If a line in the records below holds the string "label", count it, and state only the final count.
-----
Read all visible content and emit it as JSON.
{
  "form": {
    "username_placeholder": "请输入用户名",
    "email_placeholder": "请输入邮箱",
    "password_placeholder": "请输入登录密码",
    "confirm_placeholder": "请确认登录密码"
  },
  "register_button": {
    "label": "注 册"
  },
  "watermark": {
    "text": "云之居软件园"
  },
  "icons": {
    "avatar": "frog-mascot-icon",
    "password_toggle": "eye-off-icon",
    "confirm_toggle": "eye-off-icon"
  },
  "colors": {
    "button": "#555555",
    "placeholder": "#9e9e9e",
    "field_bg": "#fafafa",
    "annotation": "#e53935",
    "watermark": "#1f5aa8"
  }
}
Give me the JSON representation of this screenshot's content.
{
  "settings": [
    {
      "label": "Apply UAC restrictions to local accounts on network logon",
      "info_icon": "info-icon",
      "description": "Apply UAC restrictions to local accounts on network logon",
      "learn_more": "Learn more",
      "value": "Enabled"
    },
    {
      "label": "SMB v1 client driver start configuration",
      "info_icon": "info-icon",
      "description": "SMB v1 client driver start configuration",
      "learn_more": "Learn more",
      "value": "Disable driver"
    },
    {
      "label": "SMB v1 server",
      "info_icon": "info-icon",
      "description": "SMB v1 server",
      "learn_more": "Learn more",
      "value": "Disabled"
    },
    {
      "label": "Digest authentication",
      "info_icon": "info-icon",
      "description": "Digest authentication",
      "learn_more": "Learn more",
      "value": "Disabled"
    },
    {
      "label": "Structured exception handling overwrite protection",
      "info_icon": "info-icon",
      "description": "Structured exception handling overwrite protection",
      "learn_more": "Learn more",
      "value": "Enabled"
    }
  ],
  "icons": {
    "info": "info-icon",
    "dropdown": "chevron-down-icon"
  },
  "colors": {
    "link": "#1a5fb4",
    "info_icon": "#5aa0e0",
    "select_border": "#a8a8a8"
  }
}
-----
*Exercise output:* 6